Problem statement: Below, find each line holding "limit" and state how many there are, using the number alone.

Exercise inputs:

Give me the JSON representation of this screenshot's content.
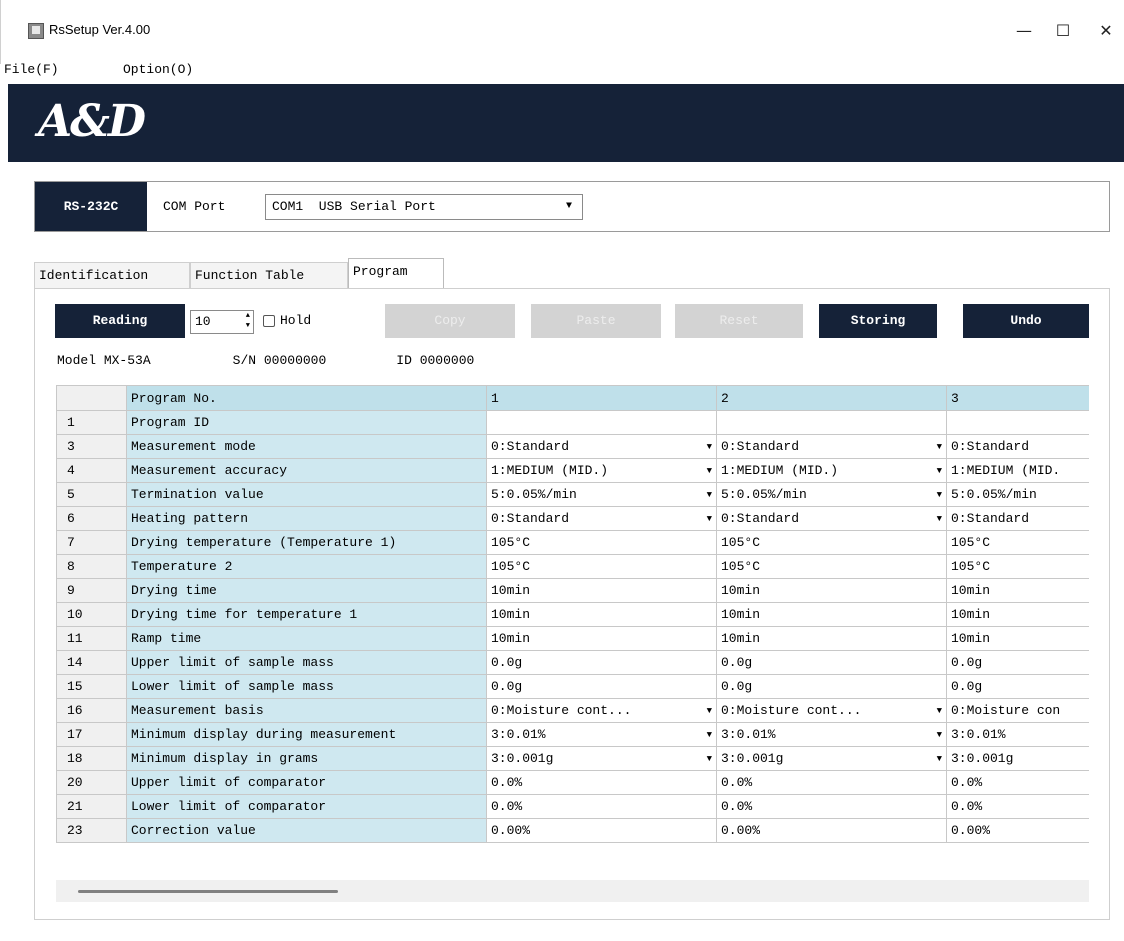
{
  "window": {
    "title": "RsSetup Ver.4.00",
    "minimize": "—",
    "maximize": "☐",
    "close": "✕"
  },
  "menu": {
    "file": "File(F)",
    "option": "Option(O)"
  },
  "brand": {
    "logo_text": "A&D"
  },
  "comm": {
    "interface_label": "RS-232C",
    "port_label": "COM Port",
    "port_value": "COM1  USB Serial Port"
  },
  "tabs": [
    {
      "label": "Identification",
      "active": false
    },
    {
      "label": "Function Table",
      "active": false
    },
    {
      "label": "Program",
      "active": true
    }
  ],
  "toolbar": {
    "reading": "Reading",
    "reading_count": "10",
    "hold": "Hold",
    "copy": "Copy",
    "paste": "Paste",
    "reset": "Reset",
    "storing": "Storing",
    "undo": "Undo"
  },
  "info": {
    "model_label": "Model",
    "model_value": "MX-53A",
    "sn_label": "S/N",
    "sn_value": "00000000",
    "id_label": "ID",
    "id_value": "0000000"
  },
  "table": {
    "header": [
      "Program No.",
      "1",
      "2",
      "3"
    ],
    "rows": [
      {
        "no": "1",
        "name": "Program ID",
        "values": [
          "",
          "",
          ""
        ],
        "dropdown": false
      },
      {
        "no": "3",
        "name": "Measurement mode",
        "values": [
          "0:Standard",
          "0:Standard",
          "0:Standard"
        ],
        "dropdown": true
      },
      {
        "no": "4",
        "name": "Measurement accuracy",
        "values": [
          "1:MEDIUM (MID.)",
          "1:MEDIUM (MID.)",
          "1:MEDIUM (MID."
        ],
        "dropdown": true
      },
      {
        "no": "5",
        "name": "Termination value",
        "values": [
          "5:0.05%/min",
          "5:0.05%/min",
          "5:0.05%/min"
        ],
        "dropdown": true
      },
      {
        "no": "6",
        "name": "Heating pattern",
        "values": [
          "0:Standard",
          "0:Standard",
          "0:Standard"
        ],
        "dropdown": true
      },
      {
        "no": "7",
        "name": "Drying temperature (Temperature 1)",
        "values": [
          "105°C",
          "105°C",
          "105°C"
        ],
        "dropdown": false
      },
      {
        "no": "8",
        "name": "Temperature 2",
        "values": [
          "105°C",
          "105°C",
          "105°C"
        ],
        "dropdown": false
      },
      {
        "no": "9",
        "name": "Drying time",
        "values": [
          "10min",
          "10min",
          "10min"
        ],
        "dropdown": false
      },
      {
        "no": "10",
        "name": "Drying time for temperature 1",
        "values": [
          "10min",
          "10min",
          "10min"
        ],
        "dropdown": false
      },
      {
        "no": "11",
        "name": "Ramp time",
        "values": [
          "10min",
          "10min",
          "10min"
        ],
        "dropdown": false
      },
      {
        "no": "14",
        "name": "Upper limit of sample mass",
        "values": [
          "0.0g",
          "0.0g",
          "0.0g"
        ],
        "dropdown": false
      },
      {
        "no": "15",
        "name": "Lower limit of sample mass",
        "values": [
          "0.0g",
          "0.0g",
          "0.0g"
        ],
        "dropdown": false
      },
      {
        "no": "16",
        "name": "Measurement basis",
        "values": [
          "0:Moisture cont...",
          "0:Moisture cont...",
          "0:Moisture con"
        ],
        "dropdown": true
      },
      {
        "no": "17",
        "name": "Minimum display during measurement",
        "values": [
          "3:0.01%",
          "3:0.01%",
          "3:0.01%"
        ],
        "dropdown": true
      },
      {
        "no": "18",
        "name": "Minimum display in grams",
        "values": [
          "3:0.001g",
          "3:0.001g",
          "3:0.001g"
        ],
        "dropdown": true
      },
      {
        "no": "20",
        "name": "Upper limit of comparator",
        "values": [
          "0.0%",
          "0.0%",
          "0.0%"
        ],
        "dropdown": false
      },
      {
        "no": "21",
        "name": "Lower limit of comparator",
        "values": [
          "0.0%",
          "0.0%",
          "0.0%"
        ],
        "dropdown": false
      },
      {
        "no": "23",
        "name": "Correction value",
        "values": [
          "0.00%",
          "0.00%",
          "0.00%"
        ],
        "dropdown": false
      }
    ]
  },
  "colors": {
    "brand_navy": "#152238",
    "row_header_blue": "#cfe8f0",
    "column_header_blue": "#bfe0ea",
    "disabled_button": "#d3d3d3"
  }
}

Output of the task: 4